▶ _EXERCISE_:
Please return the records below exactly as they stand.
START DATA TO USE
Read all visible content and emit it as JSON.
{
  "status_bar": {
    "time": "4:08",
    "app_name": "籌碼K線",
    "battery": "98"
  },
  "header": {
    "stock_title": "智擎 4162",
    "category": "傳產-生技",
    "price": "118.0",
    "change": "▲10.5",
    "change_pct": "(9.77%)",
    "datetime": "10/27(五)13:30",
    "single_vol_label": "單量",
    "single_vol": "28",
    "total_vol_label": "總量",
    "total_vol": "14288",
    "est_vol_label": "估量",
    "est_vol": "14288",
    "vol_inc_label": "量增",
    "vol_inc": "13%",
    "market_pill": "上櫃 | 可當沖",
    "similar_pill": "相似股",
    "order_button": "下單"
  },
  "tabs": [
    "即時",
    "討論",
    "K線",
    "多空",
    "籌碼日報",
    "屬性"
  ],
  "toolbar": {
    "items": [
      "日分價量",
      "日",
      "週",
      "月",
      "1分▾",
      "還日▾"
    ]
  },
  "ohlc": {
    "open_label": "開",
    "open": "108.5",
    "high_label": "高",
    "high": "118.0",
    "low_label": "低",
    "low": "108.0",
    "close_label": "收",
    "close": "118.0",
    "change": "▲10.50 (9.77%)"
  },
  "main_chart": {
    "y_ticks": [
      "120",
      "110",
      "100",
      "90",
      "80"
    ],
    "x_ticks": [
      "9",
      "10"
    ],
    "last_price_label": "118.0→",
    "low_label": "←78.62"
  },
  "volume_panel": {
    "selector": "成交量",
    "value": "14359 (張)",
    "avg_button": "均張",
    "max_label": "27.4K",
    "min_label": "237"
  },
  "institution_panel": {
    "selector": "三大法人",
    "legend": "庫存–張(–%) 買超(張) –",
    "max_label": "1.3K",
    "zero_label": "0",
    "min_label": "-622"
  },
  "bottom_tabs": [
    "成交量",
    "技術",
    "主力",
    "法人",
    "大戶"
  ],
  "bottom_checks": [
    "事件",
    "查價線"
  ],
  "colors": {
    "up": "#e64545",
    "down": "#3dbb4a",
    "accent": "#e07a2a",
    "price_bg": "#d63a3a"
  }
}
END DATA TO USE
▶ _PROBLEM SOLUTION_:
Read all visible content and emit it as JSON.
{
  "status_bar": {
    "time": "4:08",
    "app_name": "籌碼K線",
    "battery": "98"
  },
  "header": {
    "stock_title": "智擎 4162",
    "category": "傳產-生技",
    "price": "118.0",
    "change": "▲10.5",
    "change_pct": "(9.77%)",
    "datetime": "10/27(五)13:30",
    "single_vol_label": "單量",
    "single_vol": "28",
    "total_vol_label": "總量",
    "total_vol": "14288",
    "est_vol_label": "估量",
    "est_vol": "14288",
    "vol_inc_label": "量增",
    "vol_inc": "13%",
    "market_pill": "上櫃 | 可當沖",
    "similar_pill": "相似股",
    "order_button": "下單"
  },
  "tabs": [
    "即時",
    "討論",
    "K線",
    "多空",
    "籌碼日報",
    "屬性"
  ],
  "toolbar": {
    "items": [
      "日分價量",
      "日",
      "週",
      "月",
      "1分▾",
      "還日▾"
    ]
  },
  "ohlc": {
    "open_label": "開",
    "open": "108.5",
    "high_label": "高",
    "high": "118.0",
    "low_label": "低",
    "low": "108.0",
    "close_label": "收",
    "close": "118.0",
    "change": "▲10.50 (9.77%)"
  },
  "main_chart": {
    "y_ticks": [
      "120",
      "110",
      "100",
      "90",
      "80"
    ],
    "x_ticks": [
      "9",
      "10"
    ],
    "last_price_label": "118.0→",
    "low_label": "←78.62"
  },
  "volume_panel": {
    "selector": "成交量",
    "value": "14359 (張)",
    "avg_button": "均張",
    "max_label": "27.4K",
    "min_label": "237"
  },
  "institution_panel": {
    "selector": "三大法人",
    "legend": "庫存–張(–%) 買超(張) –",
    "max_label": "1.3K",
    "zero_label": "0",
    "min_label": "-622"
  },
  "bottom_tabs": [
    "成交量",
    "技術",
    "主力",
    "法人",
    "大戶"
  ],
  "bottom_checks": [
    "事件",
    "查價線"
  ],
  "colors": {
    "up": "#e64545",
    "down": "#3dbb4a",
    "accent": "#e07a2a",
    "price_bg": "#d63a3a"
  }
}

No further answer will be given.